There has been a great deal of debate about the officer who was seen standing outside Marjory Stoneman Douglas High School in February. The deputy did not enter the high school building while the suspect was shooting inside, raising questions and concerns about his training and why he didn’t do anything to try to stop the suspect. The officer is now receiving an $8,000 pension each month to the dismay of some residents in Broward County, including students who were at the school the day of the shooting.
Scot Peterson is at the center of the debate as to whether he should receive a pension payment or if he should face any kind of penalty because of his actions at the school. He has offered reasons for not entering the building that include not knowing exactly where the shooting was coming from and not wanting to hinder the advancements of other officers. After reviewing some of the radio transmissions, officers have discovered contradictions in what Peterson has said and what actually happened.

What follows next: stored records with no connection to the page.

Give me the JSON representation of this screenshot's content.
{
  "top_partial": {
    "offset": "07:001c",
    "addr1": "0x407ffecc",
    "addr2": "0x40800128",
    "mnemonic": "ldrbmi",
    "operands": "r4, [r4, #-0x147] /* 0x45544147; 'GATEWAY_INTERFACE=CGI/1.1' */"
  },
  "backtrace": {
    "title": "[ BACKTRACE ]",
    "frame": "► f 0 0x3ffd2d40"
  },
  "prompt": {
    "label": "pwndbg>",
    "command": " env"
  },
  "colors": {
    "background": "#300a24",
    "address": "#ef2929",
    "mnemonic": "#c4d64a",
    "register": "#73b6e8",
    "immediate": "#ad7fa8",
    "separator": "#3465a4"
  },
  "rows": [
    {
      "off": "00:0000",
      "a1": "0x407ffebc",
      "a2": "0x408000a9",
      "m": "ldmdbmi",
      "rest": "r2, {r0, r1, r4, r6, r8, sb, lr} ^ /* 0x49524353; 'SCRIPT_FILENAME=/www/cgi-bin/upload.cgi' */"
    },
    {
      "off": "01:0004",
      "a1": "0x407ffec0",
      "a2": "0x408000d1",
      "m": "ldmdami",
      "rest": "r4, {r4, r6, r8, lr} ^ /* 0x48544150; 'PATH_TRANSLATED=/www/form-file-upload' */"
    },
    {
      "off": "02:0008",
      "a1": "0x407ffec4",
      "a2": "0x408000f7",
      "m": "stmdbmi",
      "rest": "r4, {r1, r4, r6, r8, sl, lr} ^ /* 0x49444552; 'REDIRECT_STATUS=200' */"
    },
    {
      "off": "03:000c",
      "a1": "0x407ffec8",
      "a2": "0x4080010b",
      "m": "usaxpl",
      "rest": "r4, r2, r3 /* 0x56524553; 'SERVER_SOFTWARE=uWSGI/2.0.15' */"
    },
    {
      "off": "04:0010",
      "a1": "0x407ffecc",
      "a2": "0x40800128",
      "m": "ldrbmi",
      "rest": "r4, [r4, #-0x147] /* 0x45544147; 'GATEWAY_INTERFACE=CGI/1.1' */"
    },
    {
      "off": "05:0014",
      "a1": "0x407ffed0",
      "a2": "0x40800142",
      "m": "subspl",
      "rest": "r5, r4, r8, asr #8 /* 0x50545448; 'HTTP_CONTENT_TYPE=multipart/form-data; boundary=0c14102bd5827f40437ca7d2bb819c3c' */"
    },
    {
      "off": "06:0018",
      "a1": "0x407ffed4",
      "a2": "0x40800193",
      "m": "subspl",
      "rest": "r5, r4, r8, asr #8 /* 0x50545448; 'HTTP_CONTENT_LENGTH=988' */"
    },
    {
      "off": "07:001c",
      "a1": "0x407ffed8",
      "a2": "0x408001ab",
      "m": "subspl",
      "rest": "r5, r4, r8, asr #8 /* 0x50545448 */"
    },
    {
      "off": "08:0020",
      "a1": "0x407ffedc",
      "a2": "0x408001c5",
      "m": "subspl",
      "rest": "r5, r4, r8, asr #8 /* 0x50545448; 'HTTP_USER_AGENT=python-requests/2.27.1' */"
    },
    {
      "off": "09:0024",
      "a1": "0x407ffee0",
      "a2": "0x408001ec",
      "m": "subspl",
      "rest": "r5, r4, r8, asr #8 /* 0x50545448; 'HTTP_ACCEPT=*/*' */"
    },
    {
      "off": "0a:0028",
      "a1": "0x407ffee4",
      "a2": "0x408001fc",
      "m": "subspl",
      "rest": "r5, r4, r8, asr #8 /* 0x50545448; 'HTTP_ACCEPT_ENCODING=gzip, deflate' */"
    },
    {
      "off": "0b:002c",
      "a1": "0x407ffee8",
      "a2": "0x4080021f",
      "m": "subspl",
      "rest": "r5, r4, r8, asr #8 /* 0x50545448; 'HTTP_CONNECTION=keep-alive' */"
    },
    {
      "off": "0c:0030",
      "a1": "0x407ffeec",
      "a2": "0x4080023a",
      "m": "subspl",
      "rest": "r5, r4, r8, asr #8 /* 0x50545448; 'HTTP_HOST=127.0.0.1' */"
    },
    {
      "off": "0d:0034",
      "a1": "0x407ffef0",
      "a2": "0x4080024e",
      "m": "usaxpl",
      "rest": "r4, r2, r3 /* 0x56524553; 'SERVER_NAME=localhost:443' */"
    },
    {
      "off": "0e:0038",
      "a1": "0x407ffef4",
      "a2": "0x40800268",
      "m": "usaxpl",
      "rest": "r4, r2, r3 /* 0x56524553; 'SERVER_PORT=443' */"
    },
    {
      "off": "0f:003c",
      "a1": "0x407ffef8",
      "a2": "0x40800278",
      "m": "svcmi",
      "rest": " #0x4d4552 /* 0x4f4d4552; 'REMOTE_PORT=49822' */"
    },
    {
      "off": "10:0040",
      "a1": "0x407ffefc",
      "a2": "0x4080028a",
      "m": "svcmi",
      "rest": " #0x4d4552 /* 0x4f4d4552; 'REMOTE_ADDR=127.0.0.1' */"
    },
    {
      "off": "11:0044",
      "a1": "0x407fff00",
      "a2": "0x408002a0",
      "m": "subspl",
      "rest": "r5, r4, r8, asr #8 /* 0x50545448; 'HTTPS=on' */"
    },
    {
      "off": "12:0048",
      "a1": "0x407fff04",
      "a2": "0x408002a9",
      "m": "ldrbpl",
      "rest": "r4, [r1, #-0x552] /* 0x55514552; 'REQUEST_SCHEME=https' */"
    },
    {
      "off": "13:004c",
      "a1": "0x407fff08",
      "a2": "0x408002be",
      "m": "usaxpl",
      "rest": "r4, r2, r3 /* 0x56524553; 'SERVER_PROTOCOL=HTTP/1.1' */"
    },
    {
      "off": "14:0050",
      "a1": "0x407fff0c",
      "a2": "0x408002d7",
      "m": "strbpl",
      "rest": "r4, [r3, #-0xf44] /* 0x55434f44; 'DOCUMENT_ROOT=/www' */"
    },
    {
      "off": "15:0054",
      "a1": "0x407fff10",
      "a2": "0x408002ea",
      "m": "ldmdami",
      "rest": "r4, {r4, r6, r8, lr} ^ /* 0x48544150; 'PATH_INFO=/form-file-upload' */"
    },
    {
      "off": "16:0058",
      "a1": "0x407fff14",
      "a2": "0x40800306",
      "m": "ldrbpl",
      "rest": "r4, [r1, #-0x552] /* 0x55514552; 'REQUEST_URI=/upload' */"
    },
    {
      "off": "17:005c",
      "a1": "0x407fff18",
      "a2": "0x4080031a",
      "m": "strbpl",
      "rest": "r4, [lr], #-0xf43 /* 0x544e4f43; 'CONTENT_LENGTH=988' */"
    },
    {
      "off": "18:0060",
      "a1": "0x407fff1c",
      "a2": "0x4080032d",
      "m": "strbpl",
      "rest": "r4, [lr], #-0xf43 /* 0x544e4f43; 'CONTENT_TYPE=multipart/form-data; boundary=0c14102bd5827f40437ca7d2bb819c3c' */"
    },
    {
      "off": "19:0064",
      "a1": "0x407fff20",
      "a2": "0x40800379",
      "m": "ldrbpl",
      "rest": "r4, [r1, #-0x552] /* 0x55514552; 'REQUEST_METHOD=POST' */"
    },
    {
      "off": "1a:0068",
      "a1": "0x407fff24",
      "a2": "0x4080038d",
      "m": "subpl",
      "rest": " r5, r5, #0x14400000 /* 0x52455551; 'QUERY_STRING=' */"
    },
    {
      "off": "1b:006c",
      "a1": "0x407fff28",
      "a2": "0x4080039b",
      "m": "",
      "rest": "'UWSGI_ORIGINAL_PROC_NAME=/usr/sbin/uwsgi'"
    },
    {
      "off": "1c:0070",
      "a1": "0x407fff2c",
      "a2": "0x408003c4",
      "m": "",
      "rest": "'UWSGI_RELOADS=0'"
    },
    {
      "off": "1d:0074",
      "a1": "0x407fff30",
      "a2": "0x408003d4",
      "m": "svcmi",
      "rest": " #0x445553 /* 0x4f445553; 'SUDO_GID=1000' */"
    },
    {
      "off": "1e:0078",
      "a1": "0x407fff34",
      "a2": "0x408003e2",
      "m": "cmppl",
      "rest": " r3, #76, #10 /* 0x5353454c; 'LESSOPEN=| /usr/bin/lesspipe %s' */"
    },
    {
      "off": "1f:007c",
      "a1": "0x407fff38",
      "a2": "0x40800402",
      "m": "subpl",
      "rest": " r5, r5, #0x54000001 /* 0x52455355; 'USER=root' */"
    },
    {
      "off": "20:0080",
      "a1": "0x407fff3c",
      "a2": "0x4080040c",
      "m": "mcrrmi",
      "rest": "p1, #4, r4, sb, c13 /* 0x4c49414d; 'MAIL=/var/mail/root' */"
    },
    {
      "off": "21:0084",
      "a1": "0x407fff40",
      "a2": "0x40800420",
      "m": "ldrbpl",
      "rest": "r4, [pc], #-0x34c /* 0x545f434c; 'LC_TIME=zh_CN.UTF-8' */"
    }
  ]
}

The transmissions reveal that Peterson knew that the shots were inside the freshman building. There is also a portion of the recording asking that officers stay away from the building. Peterson’s first pension check was given in April for a little over $8,000. He will receive about $104,000 a year, which is more than he made while he was serving with the sheriff’s department. Peterson was allowed to receive his pension after investigators did not file charges for his actions outside the school. If charges would have been filed, then Peterson would not have been able to receive his pension. The amount of a deputy’s pension is determined based on the length of time that person has served with the department. The person’s average salary is also factored into the amount of the pension. If Peterson faces any charges in a civil manner or if there is a breach of trust discovered, then he could lose his pension altogether.